─── GIVEN DATA

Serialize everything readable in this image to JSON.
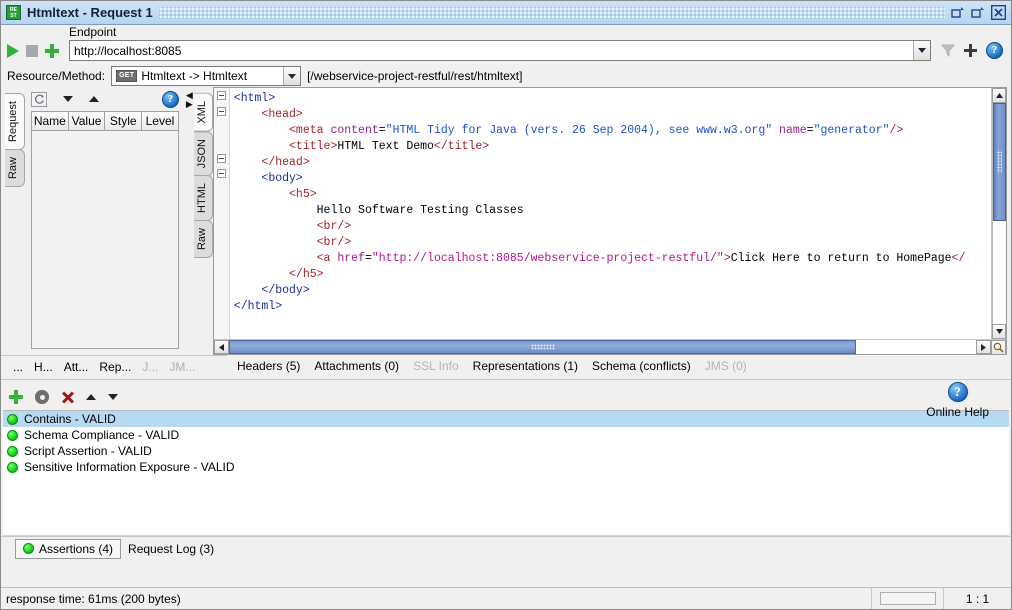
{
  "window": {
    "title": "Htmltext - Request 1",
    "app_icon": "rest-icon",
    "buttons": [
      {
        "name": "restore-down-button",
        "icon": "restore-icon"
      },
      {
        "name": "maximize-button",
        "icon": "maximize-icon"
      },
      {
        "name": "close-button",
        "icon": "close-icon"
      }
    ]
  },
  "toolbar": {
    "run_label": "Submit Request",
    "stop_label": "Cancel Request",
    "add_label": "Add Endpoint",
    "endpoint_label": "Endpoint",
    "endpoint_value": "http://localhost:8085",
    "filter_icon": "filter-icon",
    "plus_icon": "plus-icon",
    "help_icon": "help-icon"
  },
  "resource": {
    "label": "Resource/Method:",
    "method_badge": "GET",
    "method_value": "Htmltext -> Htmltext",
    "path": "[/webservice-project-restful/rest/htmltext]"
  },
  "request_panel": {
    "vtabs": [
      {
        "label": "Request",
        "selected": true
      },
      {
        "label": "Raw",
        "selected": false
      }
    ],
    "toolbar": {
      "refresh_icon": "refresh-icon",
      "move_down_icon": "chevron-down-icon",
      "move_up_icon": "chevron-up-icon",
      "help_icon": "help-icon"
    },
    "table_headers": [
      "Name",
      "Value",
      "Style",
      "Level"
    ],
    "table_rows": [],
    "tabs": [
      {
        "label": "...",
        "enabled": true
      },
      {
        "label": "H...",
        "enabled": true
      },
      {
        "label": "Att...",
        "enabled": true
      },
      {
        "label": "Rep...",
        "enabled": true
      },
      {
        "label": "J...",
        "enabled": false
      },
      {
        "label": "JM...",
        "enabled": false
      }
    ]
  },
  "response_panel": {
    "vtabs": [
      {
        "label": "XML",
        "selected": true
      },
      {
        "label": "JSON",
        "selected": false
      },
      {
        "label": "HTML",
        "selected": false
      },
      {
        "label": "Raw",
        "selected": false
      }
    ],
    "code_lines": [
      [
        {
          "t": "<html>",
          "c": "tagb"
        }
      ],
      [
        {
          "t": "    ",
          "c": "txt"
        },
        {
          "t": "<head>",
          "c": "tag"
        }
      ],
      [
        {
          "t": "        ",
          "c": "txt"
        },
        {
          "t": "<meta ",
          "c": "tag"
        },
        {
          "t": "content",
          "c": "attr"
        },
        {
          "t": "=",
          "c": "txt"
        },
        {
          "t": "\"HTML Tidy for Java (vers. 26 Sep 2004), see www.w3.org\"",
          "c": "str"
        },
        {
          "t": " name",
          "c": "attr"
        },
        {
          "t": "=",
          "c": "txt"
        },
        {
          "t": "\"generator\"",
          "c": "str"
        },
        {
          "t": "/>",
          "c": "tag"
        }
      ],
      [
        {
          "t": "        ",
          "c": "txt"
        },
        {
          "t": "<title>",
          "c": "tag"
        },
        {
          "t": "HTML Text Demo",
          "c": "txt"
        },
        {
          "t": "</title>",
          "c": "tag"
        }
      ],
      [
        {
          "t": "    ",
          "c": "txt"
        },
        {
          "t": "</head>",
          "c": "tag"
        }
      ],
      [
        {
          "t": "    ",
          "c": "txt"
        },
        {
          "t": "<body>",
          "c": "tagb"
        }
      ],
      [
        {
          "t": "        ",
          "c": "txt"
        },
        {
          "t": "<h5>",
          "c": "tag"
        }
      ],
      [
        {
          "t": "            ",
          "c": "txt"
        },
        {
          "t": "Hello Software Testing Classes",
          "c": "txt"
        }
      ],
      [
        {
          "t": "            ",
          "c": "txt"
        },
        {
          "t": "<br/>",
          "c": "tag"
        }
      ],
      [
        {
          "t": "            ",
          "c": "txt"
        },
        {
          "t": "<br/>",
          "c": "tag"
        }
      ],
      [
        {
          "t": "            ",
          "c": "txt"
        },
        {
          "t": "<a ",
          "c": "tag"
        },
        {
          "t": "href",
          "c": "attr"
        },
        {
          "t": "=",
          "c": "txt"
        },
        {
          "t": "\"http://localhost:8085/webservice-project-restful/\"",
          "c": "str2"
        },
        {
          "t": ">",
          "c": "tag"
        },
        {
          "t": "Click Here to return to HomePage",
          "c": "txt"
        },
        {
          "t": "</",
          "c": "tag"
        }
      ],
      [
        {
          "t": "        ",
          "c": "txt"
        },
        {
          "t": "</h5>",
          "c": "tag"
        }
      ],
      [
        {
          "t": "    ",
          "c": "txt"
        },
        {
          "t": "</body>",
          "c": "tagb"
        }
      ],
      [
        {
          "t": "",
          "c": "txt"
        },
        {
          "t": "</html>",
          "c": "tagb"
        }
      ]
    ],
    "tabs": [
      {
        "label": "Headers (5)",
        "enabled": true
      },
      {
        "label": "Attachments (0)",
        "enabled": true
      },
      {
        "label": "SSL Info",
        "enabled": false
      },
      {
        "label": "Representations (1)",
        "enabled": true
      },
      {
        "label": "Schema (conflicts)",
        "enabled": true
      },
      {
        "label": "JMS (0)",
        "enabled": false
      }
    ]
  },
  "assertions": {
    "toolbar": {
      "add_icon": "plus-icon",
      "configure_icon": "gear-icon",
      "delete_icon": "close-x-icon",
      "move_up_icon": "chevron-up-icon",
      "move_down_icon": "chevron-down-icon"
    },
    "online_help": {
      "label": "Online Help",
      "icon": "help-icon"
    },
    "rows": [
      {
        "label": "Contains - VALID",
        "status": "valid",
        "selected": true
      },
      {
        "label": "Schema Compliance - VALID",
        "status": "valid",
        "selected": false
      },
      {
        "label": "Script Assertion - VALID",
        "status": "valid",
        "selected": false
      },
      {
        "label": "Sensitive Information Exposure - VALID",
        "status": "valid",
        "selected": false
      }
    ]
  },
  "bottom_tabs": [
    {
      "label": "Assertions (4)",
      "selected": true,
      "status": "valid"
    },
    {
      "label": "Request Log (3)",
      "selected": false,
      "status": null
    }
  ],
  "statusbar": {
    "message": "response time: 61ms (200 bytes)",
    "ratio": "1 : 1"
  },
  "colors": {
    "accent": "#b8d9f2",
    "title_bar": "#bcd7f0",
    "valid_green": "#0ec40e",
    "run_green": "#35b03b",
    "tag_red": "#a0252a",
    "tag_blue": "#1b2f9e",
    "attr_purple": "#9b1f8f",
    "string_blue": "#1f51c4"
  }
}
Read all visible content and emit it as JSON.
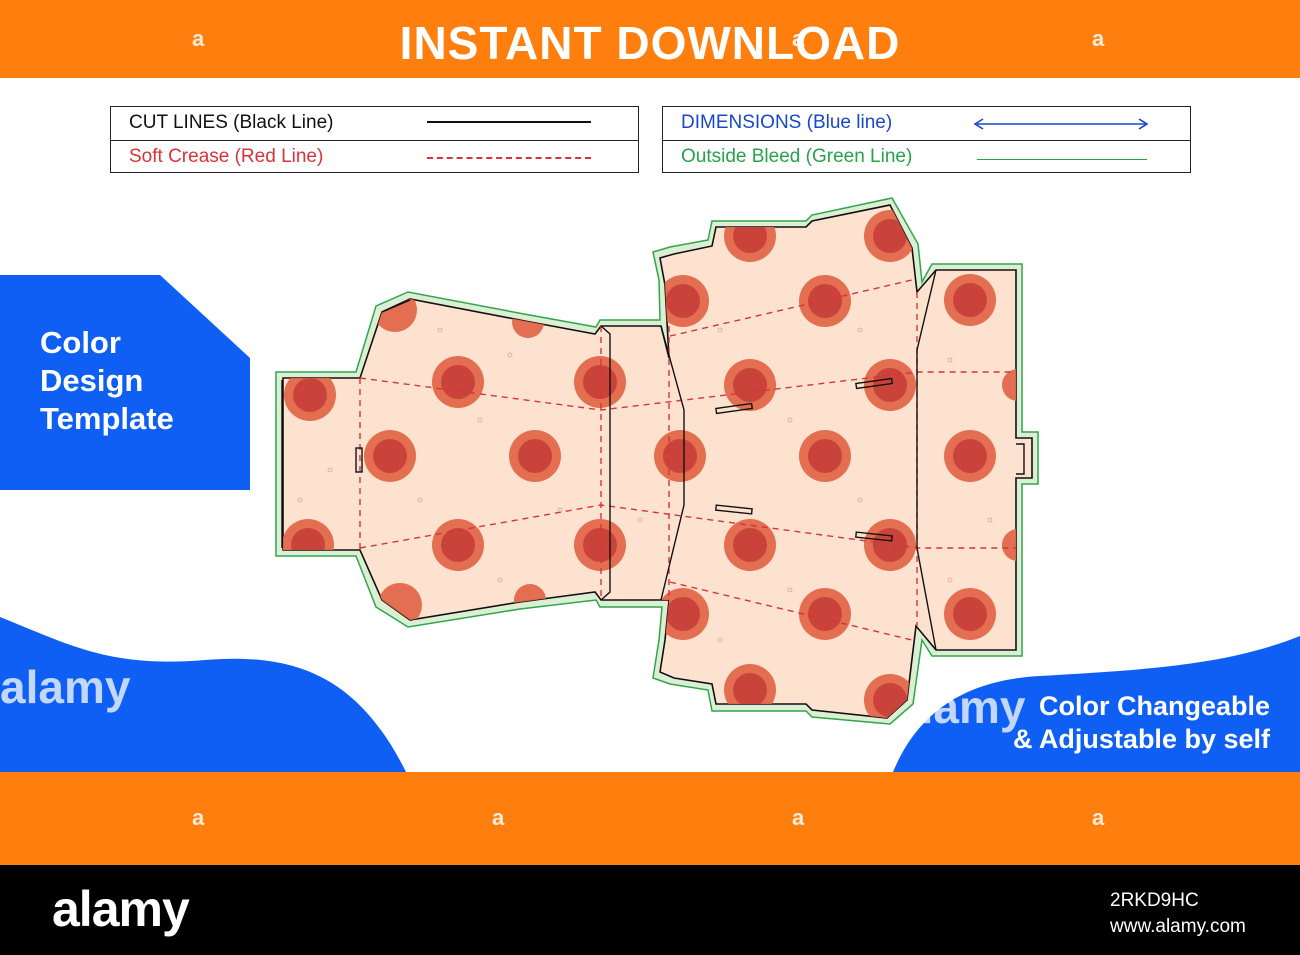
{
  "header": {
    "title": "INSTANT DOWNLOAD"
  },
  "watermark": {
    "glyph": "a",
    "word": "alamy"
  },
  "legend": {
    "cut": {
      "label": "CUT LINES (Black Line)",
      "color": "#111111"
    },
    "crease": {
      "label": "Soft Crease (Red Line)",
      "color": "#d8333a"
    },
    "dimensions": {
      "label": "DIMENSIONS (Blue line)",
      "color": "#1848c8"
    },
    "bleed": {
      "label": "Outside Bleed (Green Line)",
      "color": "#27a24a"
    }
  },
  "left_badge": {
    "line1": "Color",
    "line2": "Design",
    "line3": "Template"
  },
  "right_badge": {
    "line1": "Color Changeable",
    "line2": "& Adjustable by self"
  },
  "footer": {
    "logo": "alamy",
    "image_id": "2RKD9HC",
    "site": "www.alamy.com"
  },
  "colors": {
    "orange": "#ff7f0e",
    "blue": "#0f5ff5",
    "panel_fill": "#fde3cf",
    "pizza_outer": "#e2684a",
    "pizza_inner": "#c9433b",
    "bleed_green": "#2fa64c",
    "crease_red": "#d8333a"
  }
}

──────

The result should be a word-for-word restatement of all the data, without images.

Serialize everything readable in this image to JSON.
{
  "window": {
    "title": "Htmltext - Request 1",
    "app_icon": "rest-icon",
    "buttons": [
      {
        "name": "restore-down-button",
        "icon": "restore-icon"
      },
      {
        "name": "maximize-button",
        "icon": "maximize-icon"
      },
      {
        "name": "close-button",
        "icon": "close-icon"
      }
    ]
  },
  "toolbar": {
    "run_label": "Submit Request",
    "stop_label": "Cancel Request",
    "add_label": "Add Endpoint",
    "endpoint_label": "Endpoint",
    "endpoint_value": "http://localhost:8085",
    "filter_icon": "filter-icon",
    "plus_icon": "plus-icon",
    "help_icon": "help-icon"
  },
  "resource": {
    "label": "Resource/Method:",
    "method_badge": "GET",
    "method_value": "Htmltext -> Htmltext",
    "path": "[/webservice-project-restful/rest/htmltext]"
  },
  "request_panel": {
    "vtabs": [
      {
        "label": "Request",
        "selected": true
      },
      {
        "label": "Raw",
        "selected": false
      }
    ],
    "toolbar": {
      "refresh_icon": "refresh-icon",
      "move_down_icon": "chevron-down-icon",
      "move_up_icon": "chevron-up-icon",
      "help_icon": "help-icon"
    },
    "table_headers": [
      "Name",
      "Value",
      "Style",
      "Level"
    ],
    "table_rows": [],
    "tabs": [
      {
        "label": "...",
        "enabled": true
      },
      {
        "label": "H...",
        "enabled": true
      },
      {
        "label": "Att...",
        "enabled": true
      },
      {
        "label": "Rep...",
        "enabled": true
      },
      {
        "label": "J...",
        "enabled": false
      },
      {
        "label": "JM...",
        "enabled": false
      }
    ]
  },
  "response_panel": {
    "vtabs": [
      {
        "label": "XML",
        "selected": true
      },
      {
        "label": "JSON",
        "selected": false
      },
      {
        "label": "HTML",
        "selected": false
      },
      {
        "label": "Raw",
        "selected": false
      }
    ],
    "code_lines": [
      [
        {
          "t": "<html>",
          "c": "tagb"
        }
      ],
      [
        {
          "t": "    ",
          "c": "txt"
        },
        {
          "t": "<head>",
          "c": "tag"
        }
      ],
      [
        {
          "t": "        ",
          "c": "txt"
        },
        {
          "t": "<meta ",
          "c": "tag"
        },
        {
          "t": "content",
          "c": "attr"
        },
        {
          "t": "=",
          "c": "txt"
        },
        {
          "t": "\"HTML Tidy for Java (vers. 26 Sep 2004), see www.w3.org\"",
          "c": "str"
        },
        {
          "t": " name",
          "c": "attr"
        },
        {
          "t": "=",
          "c": "txt"
        },
        {
          "t": "\"generator\"",
          "c": "str"
        },
        {
          "t": "/>",
          "c": "tag"
        }
      ],
      [
        {
          "t": "        ",
          "c": "txt"
        },
        {
          "t": "<title>",
          "c": "tag"
        },
        {
          "t": "HTML Text Demo",
          "c": "txt"
        },
        {
          "t": "</title>",
          "c": "tag"
        }
      ],
      [
        {
          "t": "    ",
          "c": "txt"
        },
        {
          "t": "</head>",
          "c": "tag"
        }
      ],
      [
        {
          "t": "    ",
          "c": "txt"
        },
        {
          "t": "<body>",
          "c": "tagb"
        }
      ],
      [
        {
          "t": "        ",
          "c": "txt"
        },
        {
          "t": "<h5>",
          "c": "tag"
        }
      ],
      [
        {
          "t": "            ",
          "c": "txt"
        },
        {
          "t": "Hello Software Testing Classes",
          "c": "txt"
        }
      ],
      [
        {
          "t": "            ",
          "c": "txt"
        },
        {
          "t": "<br/>",
          "c": "tag"
        }
      ],
      [
        {
          "t": "            ",
          "c": "txt"
        },
        {
          "t": "<br/>",
          "c": "tag"
        }
      ],
      [
        {
          "t": "            ",
          "c": "txt"
        },
        {
          "t": "<a ",
          "c": "tag"
        },
        {
          "t": "href",
          "c": "attr"
        },
        {
          "t": "=",
          "c": "txt"
        },
        {
          "t": "\"http://localhost:8085/webservice-project-restful/\"",
          "c": "str2"
        },
        {
          "t": ">",
          "c": "tag"
        },
        {
          "t": "Click Here to return to HomePage",
          "c": "txt"
        },
        {
          "t": "</",
          "c": "tag"
        }
      ],
      [
        {
          "t": "        ",
          "c": "txt"
        },
        {
          "t": "</h5>",
          "c": "tag"
        }
      ],
      [
        {
          "t": "    ",
          "c": "txt"
        },
        {
          "t": "</body>",
          "c": "tagb"
        }
      ],
      [
        {
          "t": "",
          "c": "txt"
        },
        {
          "t": "</html>",
          "c": "tagb"
        }
      ]
    ],
    "tabs": [
      {
        "label": "Headers (5)",
        "enabled": true
      },
      {
        "label": "Attachments (0)",
        "enabled": true
      },
      {
        "label": "SSL Info",
        "enabled": false
      },
      {
        "label": "Representations (1)",
        "enabled": true
      },
      {
        "label": "Schema (conflicts)",
        "enabled": true
      },
      {
        "label": "JMS (0)",
        "enabled": false
      }
    ]
  },
  "assertions": {
    "toolbar": {
      "add_icon": "plus-icon",
      "configure_icon": "gear-icon",
      "delete_icon": "close-x-icon",
      "move_up_icon": "chevron-up-icon",
      "move_down_icon": "chevron-down-icon"
    },
    "online_help": {
      "label": "Online Help",
      "icon": "help-icon"
    },
    "rows": [
      {
        "label": "Contains - VALID",
        "status": "valid",
        "selected": true
      },
      {
        "label": "Schema Compliance - VALID",
        "status": "valid",
        "selected": false
      },
      {
        "label": "Script Assertion - VALID",
        "status": "valid",
        "selected": false
      },
      {
        "label": "Sensitive Information Exposure - VALID",
        "status": "valid",
        "selected": false
      }
    ]
  },
  "bottom_tabs": [
    {
      "label": "Assertions (4)",
      "selected": true,
      "status": "valid"
    },
    {
      "label": "Request Log (3)",
      "selected": false,
      "status": null
    }
  ],
  "statusbar": {
    "message": "response time: 61ms (200 bytes)",
    "ratio": "1 : 1"
  },
  "colors": {
    "accent": "#b8d9f2",
    "title_bar": "#bcd7f0",
    "valid_green": "#0ec40e",
    "run_green": "#35b03b",
    "tag_red": "#a0252a",
    "tag_blue": "#1b2f9e",
    "attr_purple": "#9b1f8f",
    "string_blue": "#1f51c4"
  }
}
Read all visible content and emit it as JSON.
{
  "header": {
    "title": "INSTANT DOWNLOAD"
  },
  "watermark": {
    "glyph": "a",
    "word": "alamy"
  },
  "legend": {
    "cut": {
      "label": "CUT LINES (Black Line)",
      "color": "#111111"
    },
    "crease": {
      "label": "Soft Crease (Red Line)",
      "color": "#d8333a"
    },
    "dimensions": {
      "label": "DIMENSIONS (Blue line)",
      "color": "#1848c8"
    },
    "bleed": {
      "label": "Outside Bleed (Green Line)",
      "color": "#27a24a"
    }
  },
  "left_badge": {
    "line1": "Color",
    "line2": "Design",
    "line3": "Template"
  },
  "right_badge": {
    "line1": "Color Changeable",
    "line2": "& Adjustable by self"
  },
  "footer": {
    "logo": "alamy",
    "image_id": "2RKD9HC",
    "site": "www.alamy.com"
  },
  "colors": {
    "orange": "#ff7f0e",
    "blue": "#0f5ff5",
    "panel_fill": "#fde3cf",
    "pizza_outer": "#e2684a",
    "pizza_inner": "#c9433b",
    "bleed_green": "#2fa64c",
    "crease_red": "#d8333a"
  }
}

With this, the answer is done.